Near Ales Stenar, in the fishing port of Kaseberga, I suggest you take a break to admire the sea and eat fish cooked in the typical way!
Continuing along the coast, you will reach the small town of Ystad, a tourist town with beautiful beaches and a historical medieval nucleus very well preserved with two medieval churches where you can see the Gothic influence (Sankt Petri kyrka and Sankta Maria kyrka). A curiosity: in the last years Ystad has become quite famous thanks to the Inspector Wallander, character created by the writer Henning Kelle. Wallander is also the protagonist of the BBC TV series with Kenneth Branagh: today tourists visit the restaurant of the Hotel Continental, right in front of the port, where the Inspector often eats, and especially the address of his home, at number 8 of Mariagatan . In Ystad you can not miss the beautiful location on the sea of Ystad Saltsjöbad.
As you continue along the coast, you can’t miss the southern point of the whole of Scandinavia (55° 20′ N): Smygehuk. A small agglomeration with fishermen’s houses, a marina, a few restaurant-bars: the view is gorgeous and it’s worth the stop, even just for a pic.
Enjoy the view, stop, bathe your feet and take many photos along the coastal road from Ystad to the peninsula of Falsterbo (Falsterbonäset), which includes two villages: Skanör to the north and Falsterbo to the south. The peninsula represents the boundary between the Baltic Sea and the Oresund.
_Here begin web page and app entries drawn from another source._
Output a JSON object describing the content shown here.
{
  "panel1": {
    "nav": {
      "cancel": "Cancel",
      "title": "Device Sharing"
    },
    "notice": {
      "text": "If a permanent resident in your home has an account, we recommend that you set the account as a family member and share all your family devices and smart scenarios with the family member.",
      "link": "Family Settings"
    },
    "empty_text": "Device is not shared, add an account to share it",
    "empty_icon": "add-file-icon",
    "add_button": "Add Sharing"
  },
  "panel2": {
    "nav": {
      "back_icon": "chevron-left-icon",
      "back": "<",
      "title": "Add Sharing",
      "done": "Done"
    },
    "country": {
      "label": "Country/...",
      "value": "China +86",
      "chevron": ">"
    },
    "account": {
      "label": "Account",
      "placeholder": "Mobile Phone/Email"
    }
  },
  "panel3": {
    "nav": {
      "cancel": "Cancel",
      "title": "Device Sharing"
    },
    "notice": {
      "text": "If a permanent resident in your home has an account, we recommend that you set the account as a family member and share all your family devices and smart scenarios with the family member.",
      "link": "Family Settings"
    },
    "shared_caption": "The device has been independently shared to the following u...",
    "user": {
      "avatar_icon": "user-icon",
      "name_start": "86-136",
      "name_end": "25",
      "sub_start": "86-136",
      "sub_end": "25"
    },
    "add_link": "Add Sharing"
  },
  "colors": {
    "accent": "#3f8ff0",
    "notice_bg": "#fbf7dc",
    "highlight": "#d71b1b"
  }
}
The beaches, counted as one of the best beaches in Europe, are white and the sand is fine: you will find bars and restaurants, many Swedish sunbathing and bathing (if there is not too much wind, I recommend you join them!). Not far from here, you can visit the Viking reserve of Foteviken, an outdoor living museum that immerses you in the 12th century Viking customs.
You can end your tour of the Swedish Riviera back to Malmo, but stay in the south of the city, in the former popular district of Limhamn, where you can enjoy spectacular views of the Oresund.